Great House, Nicole Krauss's new novel, Great House, features four lives that intersect at a gargantuan writing desk.
You used to write poetry. Why did you move to fiction?
I felt in poetry that there was a possibility for perfection, and that was something that haunted me. When I started to write Man Walks into a Room, [her first novel]I began to understand that novels are necessarily imperfect. And for whatever reason, that spoke to my nature. As I've gotten to know myself better as a writer, I've gotten very comfortable with the idea of working very close to the line of potential failure. Maybe because I feel that in that place, there's a potential for enormous discovery.
How did you come up with the four stories in Great House?
I wrote for a year or so, tons and tons of stuff, and lots of it ended up in the trash.

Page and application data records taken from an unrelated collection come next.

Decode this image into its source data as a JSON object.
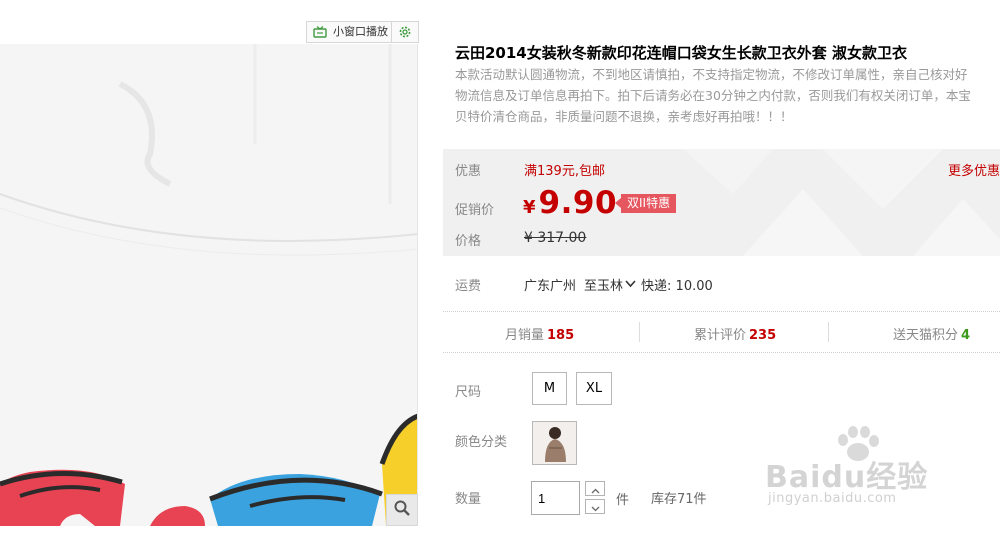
{
  "mini_window": {
    "label": "小窗口播放",
    "icon": "tv-icon",
    "settings_icon": "gear-icon"
  },
  "product": {
    "title": "云田2014女装秋冬新款印花连帽口袋女生长款卫衣外套 淑女款卫衣",
    "subtitle_lines": [
      "本款活动默认圆通物流，不到地区请慎拍，不支持指定物流，不修改订单属性，亲自己核对好",
      "物流信息及订单信息再拍下。拍下后请务必在30分钟之内付款，否则我们有权关闭订单，本宝",
      "贝特价清仓商品，非质量问题不退换，亲考虑好再拍哦！！！"
    ]
  },
  "pricing": {
    "promo_label": "优惠",
    "promo_value": "满139元,包邮",
    "more_label": "更多优惠",
    "sale_label": "促销价",
    "currency": "¥",
    "sale_price": "9.90",
    "badge": "双II特惠",
    "price_label": "价格",
    "original_price": "¥ 317.00"
  },
  "shipping": {
    "label": "运费",
    "origin": "广东广州",
    "destination": "至玉林",
    "express": "快递: 10.00"
  },
  "stats": {
    "monthly_sales_label": "月销量",
    "monthly_sales": "185",
    "reviews_label": "累计评价",
    "reviews": "235",
    "points_label": "送天猫积分",
    "points": "4"
  },
  "options": {
    "size_label": "尺码",
    "sizes": [
      "M",
      "XL"
    ],
    "color_label": "颜色分类"
  },
  "quantity": {
    "label": "数量",
    "value": "1",
    "unit": "件",
    "stock": "库存71件"
  },
  "watermark": {
    "main": "Baidu经验",
    "sub": "jingyan.baidu.com"
  },
  "colors": {
    "accent_red": "#c40000",
    "badge_pink": "#e5565f",
    "points_green": "#3b9a1d",
    "mini_green": "#3f9a3f"
  }
}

What emerged out of that were just these four voices that were the only voices out of the many I was writing that didn't reach a dead end, and that, rather than feeling less and less authentic, or less and less alive to me, were becoming more vivid, more convincing.
Your two most recent novels are unconventionally structured. Is there a special appeal for you in stories that are not rooted in straightforward narrative?
I think that novels tend to be, in some way, a structural blueprint of the mechanisms of the author's mind, and I happen to have a very strong spatial sense. So, for example, if I'm walking through a foreign city for the first time, very quickly my mind begins to see the city from above and to put the city together in an aerial way. That's simply how I think, and how I write as well. I've developed this habit of starting at very distant, foreign points and moving inwards. I'm trying to understand: what is the connection between these feelings, these people, these places, these ideas? It's the itch I have that needs to be scratched. And it pleases me.
Why choose a desk as a connecting point?
In Great House, it wasn't so much the desk that mattered, but the burden of inheritance—emotional inheritance. This is one among many of the things I was writing about: what we inherit from our parents and what we pass down to our children. When I started Great House, I had just given birth to a child, and I had all these questions about, not only, what do we pass to our children literally through the umbilical cord, but also what we pass psychologically. I felt that heavily. It really stuck in my mind, and I thought about it all the time. And so, somehow, the desk became imbued with all of that.